How Punitive Damages Work
Courts award punitive damages, if at all, in addition to ordinary compensatory damages. Punitive damages are not to compensate you but to punish the defendant. You still get to keep the money, though. The only real disadvantage of punitive damages is that the IRS considers punitive damages taxable income, unlike compensatory damages.
Elements of a Punitive Damages Claim
To win punitive damages, you must prove the following elements:
- You suffered “actual damages”–in other words, you qualify for compensatory damages; and
- The defendant must have acted with gross “negligence,” “malice,” or fraud.”
You must specifically plead punitive damages to win them. You must also prove both of the above elements with “clear and convincing evidence.”
Gross Negligence, Malice, or Fraud

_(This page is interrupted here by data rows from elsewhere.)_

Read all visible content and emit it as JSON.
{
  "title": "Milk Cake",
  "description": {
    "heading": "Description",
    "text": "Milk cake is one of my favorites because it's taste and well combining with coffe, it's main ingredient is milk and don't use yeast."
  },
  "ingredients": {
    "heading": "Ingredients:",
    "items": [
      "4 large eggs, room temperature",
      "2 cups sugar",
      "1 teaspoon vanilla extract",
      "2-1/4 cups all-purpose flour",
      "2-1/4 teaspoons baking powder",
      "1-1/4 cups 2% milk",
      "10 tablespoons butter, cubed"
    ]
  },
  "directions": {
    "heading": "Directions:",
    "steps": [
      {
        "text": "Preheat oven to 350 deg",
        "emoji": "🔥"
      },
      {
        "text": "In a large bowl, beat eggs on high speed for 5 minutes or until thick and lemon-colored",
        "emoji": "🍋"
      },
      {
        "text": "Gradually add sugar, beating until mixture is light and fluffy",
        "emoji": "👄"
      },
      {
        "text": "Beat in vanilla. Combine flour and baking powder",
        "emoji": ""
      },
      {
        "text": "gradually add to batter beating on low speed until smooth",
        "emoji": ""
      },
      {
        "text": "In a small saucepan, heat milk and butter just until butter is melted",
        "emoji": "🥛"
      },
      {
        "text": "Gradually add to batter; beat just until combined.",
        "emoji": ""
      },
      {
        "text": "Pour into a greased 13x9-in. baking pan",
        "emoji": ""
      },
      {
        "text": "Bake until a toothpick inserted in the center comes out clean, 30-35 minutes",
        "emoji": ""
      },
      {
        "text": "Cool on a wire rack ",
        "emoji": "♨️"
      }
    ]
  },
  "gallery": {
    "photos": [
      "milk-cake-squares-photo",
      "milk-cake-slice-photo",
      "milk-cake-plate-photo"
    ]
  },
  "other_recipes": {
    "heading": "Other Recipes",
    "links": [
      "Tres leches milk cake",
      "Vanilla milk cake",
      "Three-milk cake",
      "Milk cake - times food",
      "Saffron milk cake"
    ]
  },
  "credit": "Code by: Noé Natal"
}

Following is a more detailed look at the mental states that justify a punitive damages claim.
The meaning of “negligence” in legal parlance is close to the meaning of carelessness in common parlance. Ordinary negligence is enough to win you compensatory damages.
Gross negligence, by contrast, is extreme negligence. The defendant’s acts must have involved a high degree of unwarranted risk, and the defendant must have known of the risk and acted despite that risk.
You must prove gross negligence to win punitive damages—ordinary negligence won’t do it. Nevertheless, there is no clear dividing line between ordinary negligence and gross negligence. Different juries can look at the same facts in different ways. This is where the persuasiveness of your lawyer comes in.
Some examples of behavior that courts are likely to view as gross negligence include:
- A DUI accident;
- Consistent failure by an employer to observe critical safety regulations;
- Street racing;
- Nursing home staff neglect to feed a resident for several days; and
- A doctor prescribes a medicine containing a substance to which your medical records show you have a drug allergy.
Texas courts have adjudicated hundreds of more examples of gross negligence.
The defendant acted with malice if they specifically intended to harm the victim. For example, this might mean a “road rage” accident or an unjustified beating inflicted by a bar bouncer. For example, a murder might generate a wrongful death lawsuit that might qualify for punitive damages.
The defendant acts with fraud when they intentionally misrepresent an important fact or speak with reckless disregard for the truth or falsity of their words. The defendant must have also intended for you to rely on their statement. Finally, you must have reasonably relied on the defendant’s words and suffered harm as a result.
Clear and Convincing Evidence
“Clear and convincing evidence” means enough evidence to firmly convince the jury that your allegations are true. This standard is harder to meet than the normal ”preponderance of the evidence” standard, which is one of the reasons why punitive damages are so difficult to win. The “clear and convincing evidence” standard is still easier to meet than the “beyond a reasonable doubt” standard in criminal law.
Determining the Actual Amount of Punitive Damages
The Texas punitive damages statute identifies several factors that a jury must consider when it decides how much money to award in punitive damages:
- The nature and character of the defendant’s misconduct;
- The defendant’s degree of culpability;
- The sensibilities and circumstances of the parties;
- Whether the defendant’s conduct offends justice and public decency; and
- The defendant’s net worth.
The jury is to weigh these factors based on the overall circumstances of the case–there is no precise formula.
Limits on Punitive Damages
Texas limits punitive damages to the greater of:
In any case, punitive damages may not exceed $750,000 in a single case.
Punitive Damages in Settlement Negotiations
Don’t expect the defendant to agree to punitive damages during settlement negotiations. It happens sometimes, but only once in a while. The reason why defendants (or, more commonly, their insurance companies) refuse to agree to pay punitive damages is that courts usually do not award them.
In settlement negotiations, you might be better off doubling your demand for pain and suffering damages rather than adding a claim for punitive damages.
You Definitely Need a Personal Injury Lawyer in Fort Worth for This One
Most courts do not like to award punitive damages. That doesn’t mean they never do. It just means that under normal circumstances, it’s an uphill battle. Some circumstances, however, are not normal, and punitive damages can be easy to win.